Head of Food and Beverage Keith Thornhill said: “The real innovation we are seeing within the confectionary sector is through an integrated approach to machines, the manufacturing process and the wider supply chain.
“We’ve already seen some unbelievable logistics-based technology being deployed at conglomerates, where each of their systems has the potential to disrupt the market. With these kinds of companies, they don’t just buy in new, shiny robots and automation technology and call it a day; their onus is having a clear vision on building an “interconnected” business, of which includes both humans and robots.
“But another massive area is where regulation and legislation impacts on efficiencies. Sugar, soft drinks, baked goods and confectionary are characterised by tight regulations, yet legislation and innovation typically don’t go hand-in-hand. As it stands, the health and safety inspector decides what’s legal for your company and you have to abide by it.
“Confectioners are now having to look at how technology can help address these new demands while ensuring they can protect the slim margins they have to maintain.”
One example Keith gives, where a technological intervention massively boosted efficiency and cut costs, was a project for Kinnerton, a major UK Easter egg manufacturer.
Keith explains: “The existing Kinnerton’s production line was a combination of various vendor technologies and a number of machines, some of which were ageing and increasingly difficult to maintain.

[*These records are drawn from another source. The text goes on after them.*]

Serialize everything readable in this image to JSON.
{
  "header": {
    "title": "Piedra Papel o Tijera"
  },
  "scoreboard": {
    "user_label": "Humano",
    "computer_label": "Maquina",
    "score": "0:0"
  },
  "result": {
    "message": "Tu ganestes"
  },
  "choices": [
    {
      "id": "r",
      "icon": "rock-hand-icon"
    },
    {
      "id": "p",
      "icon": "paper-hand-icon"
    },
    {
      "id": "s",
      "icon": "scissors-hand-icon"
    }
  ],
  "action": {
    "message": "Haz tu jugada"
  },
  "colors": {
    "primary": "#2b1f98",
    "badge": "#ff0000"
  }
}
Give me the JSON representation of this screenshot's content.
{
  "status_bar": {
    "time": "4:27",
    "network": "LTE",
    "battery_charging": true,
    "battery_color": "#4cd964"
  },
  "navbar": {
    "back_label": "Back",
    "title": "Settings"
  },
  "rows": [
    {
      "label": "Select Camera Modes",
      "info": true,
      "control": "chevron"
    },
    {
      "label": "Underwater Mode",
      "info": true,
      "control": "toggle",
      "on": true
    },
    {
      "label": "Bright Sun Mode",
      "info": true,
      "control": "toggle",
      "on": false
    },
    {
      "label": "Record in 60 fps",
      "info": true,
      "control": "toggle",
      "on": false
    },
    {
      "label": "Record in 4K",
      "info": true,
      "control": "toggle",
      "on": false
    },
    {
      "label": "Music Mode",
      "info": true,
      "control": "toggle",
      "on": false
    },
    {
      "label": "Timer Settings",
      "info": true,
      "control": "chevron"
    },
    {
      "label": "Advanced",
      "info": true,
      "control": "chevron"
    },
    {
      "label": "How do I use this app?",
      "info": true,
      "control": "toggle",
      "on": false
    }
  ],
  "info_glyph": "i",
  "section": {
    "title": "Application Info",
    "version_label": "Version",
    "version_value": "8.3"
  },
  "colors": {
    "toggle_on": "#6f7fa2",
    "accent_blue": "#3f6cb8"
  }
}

“Such a complex operation invariably led to performance issues as parts of the production line were unreliable. This was creating challenges in maintaining product consistency, the efficiency of the line itself, and the need to support the overall automation platform going forward. Retrofitting to reverse the impact of such challenges lay at the centre of our approach.”
From initial chocolate mould filling to product cooling and packaging, Siemens simplified the production line process via a Totally Integrated Automation (TIA) platform.
Through a series of linked monitors Siemens’ TIA solution saw them integrate different elements of Kinnerton’s production line, including both fixed speed and variable speed machinery, into a single motion control system.
From simple conveyor belts to sophisticated ‘pick and place’ packing robots, streams of different data all linked to different manufacturing processes were fed into a central point, giving Kinnerton a real-time picture of the whole production process for the first time.
The project, targeting Kinnerton’s Fakenham factory in Norfolk, succeeded in boosting productivity on one line by 15%, and the ROI on the technology was quickly realised
Other benefits reported by Kinnerton included improved software leading to better line maintenance, while the general increase in productivity and output led to improved sales.
Keith, who will be talking about new food and beverage technologies and the Kinnerton project at the Digital Talks conference in Liverpool on June 11th , alongside Unilever and Princes Foods, concluded:
“Where previously Kinnerton had a number of machines combined to make up the production line, with the integration into a single motion control system across the line’s entire length, essentially one machine began performing the overall production control.”